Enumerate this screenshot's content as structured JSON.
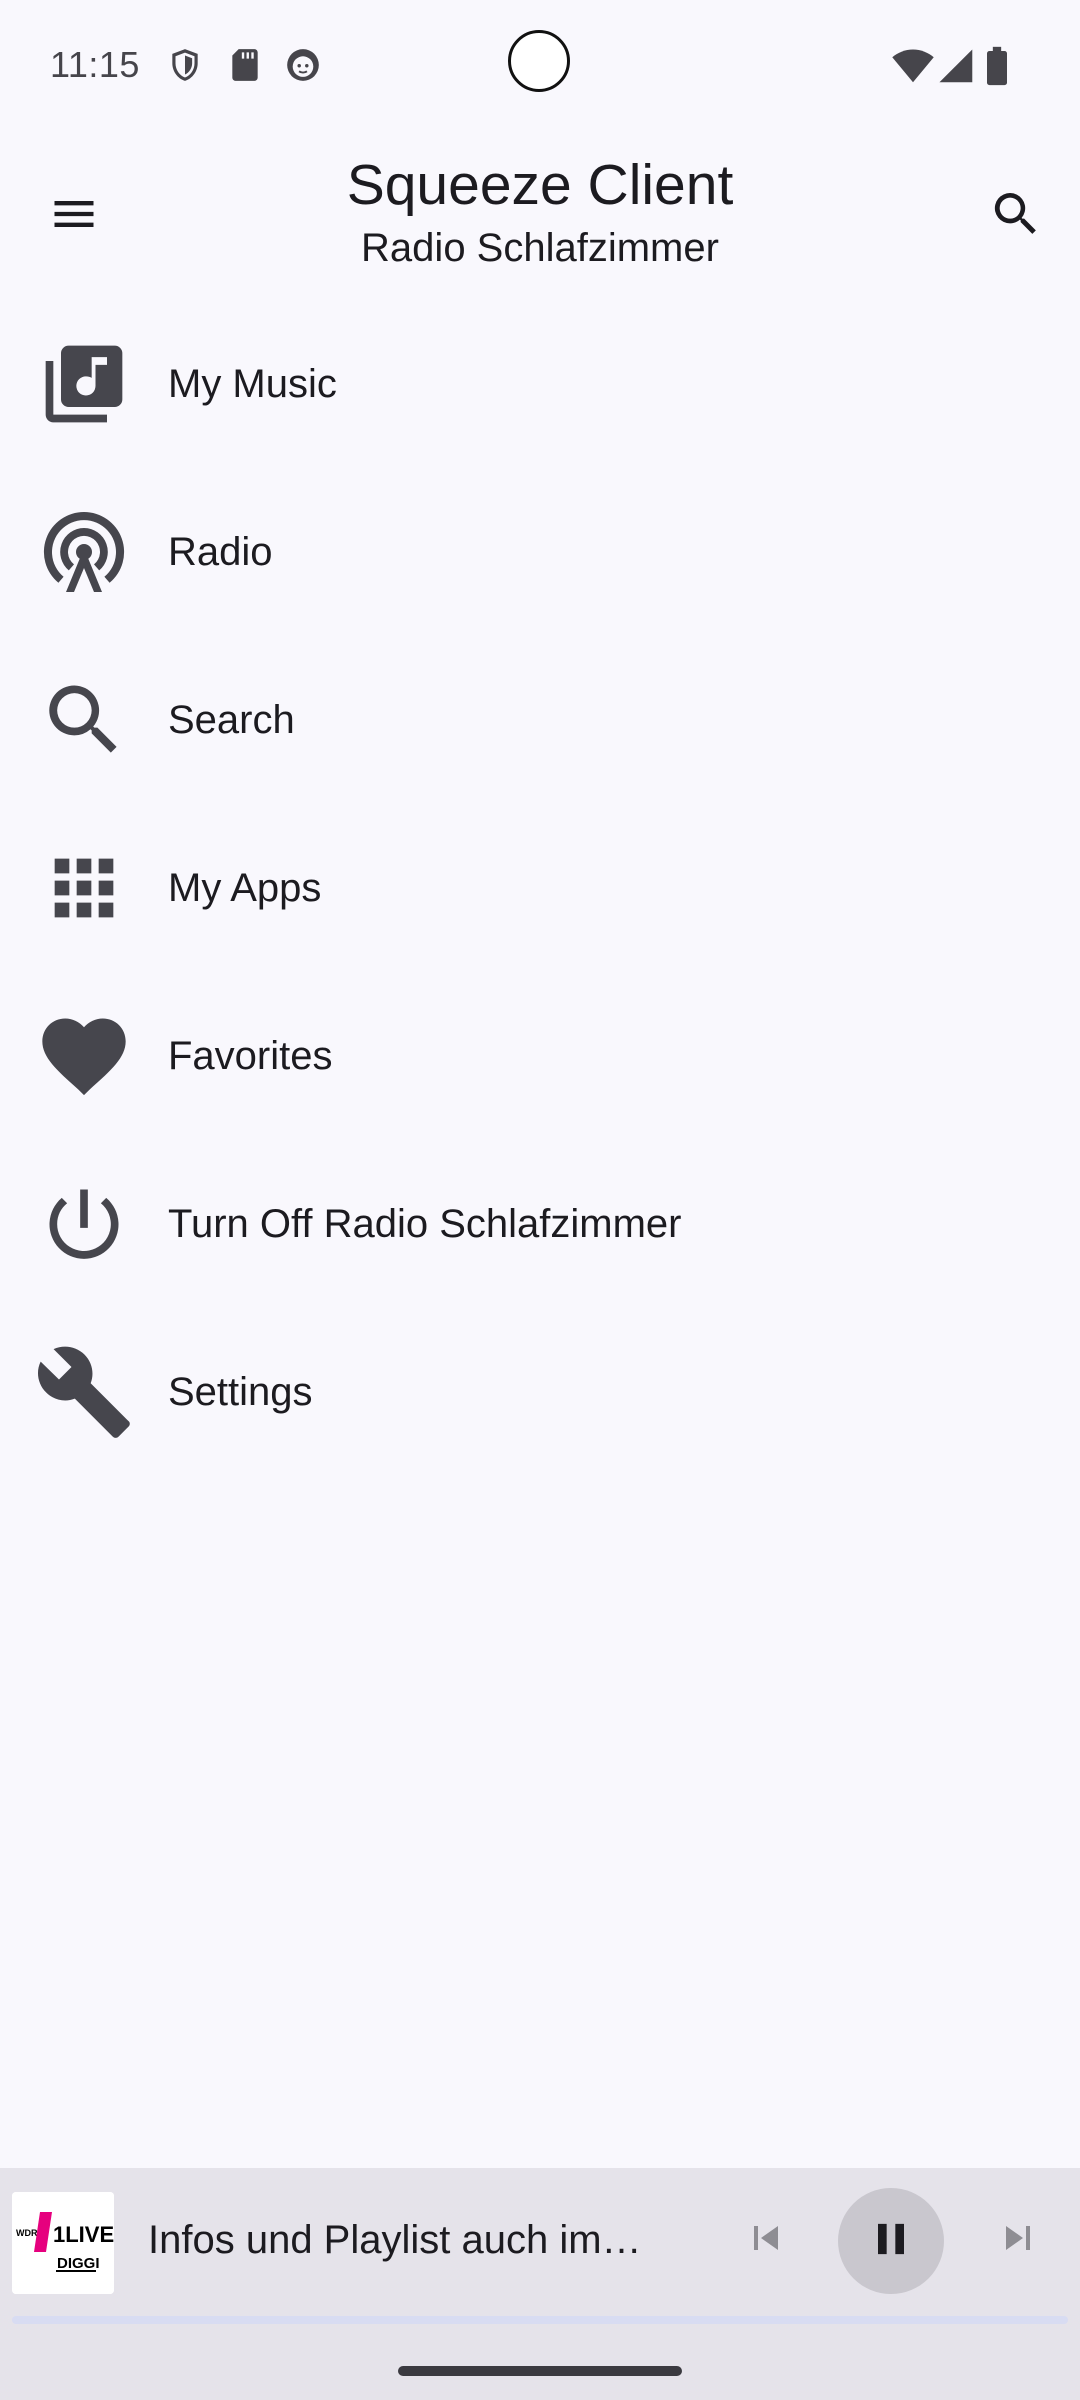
{
  "status_bar": {
    "time": "11:15",
    "icons": [
      "shield-icon",
      "sd-card-icon",
      "face-icon",
      "wifi-icon",
      "signal-icon",
      "battery-icon"
    ]
  },
  "app_bar": {
    "title": "Squeeze Client",
    "subtitle": "Radio Schlafzimmer",
    "menu_icon": "hamburger-menu-icon",
    "search_icon": "search-icon"
  },
  "menu": {
    "items": [
      {
        "label": "My Music",
        "icon": "music-library-icon"
      },
      {
        "label": "Radio",
        "icon": "radio-tower-icon"
      },
      {
        "label": "Search",
        "icon": "search-icon"
      },
      {
        "label": "My Apps",
        "icon": "apps-grid-icon"
      },
      {
        "label": "Favorites",
        "icon": "heart-icon"
      },
      {
        "label": "Turn Off Radio Schlafzimmer",
        "icon": "power-icon"
      },
      {
        "label": "Settings",
        "icon": "wrench-icon"
      }
    ]
  },
  "now_playing": {
    "title": "Infos und Playlist auch im…",
    "album_art": {
      "brand": "WDR",
      "station": "1LIVE",
      "sub": "DIGGI"
    },
    "progress": 0
  },
  "colors": {
    "background": "#f9f8fd",
    "icon": "#46464d",
    "player_bar": "#e5e3ea",
    "accent": "#e6007e"
  }
}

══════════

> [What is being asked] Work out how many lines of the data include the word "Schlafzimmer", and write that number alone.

> [Solution] 2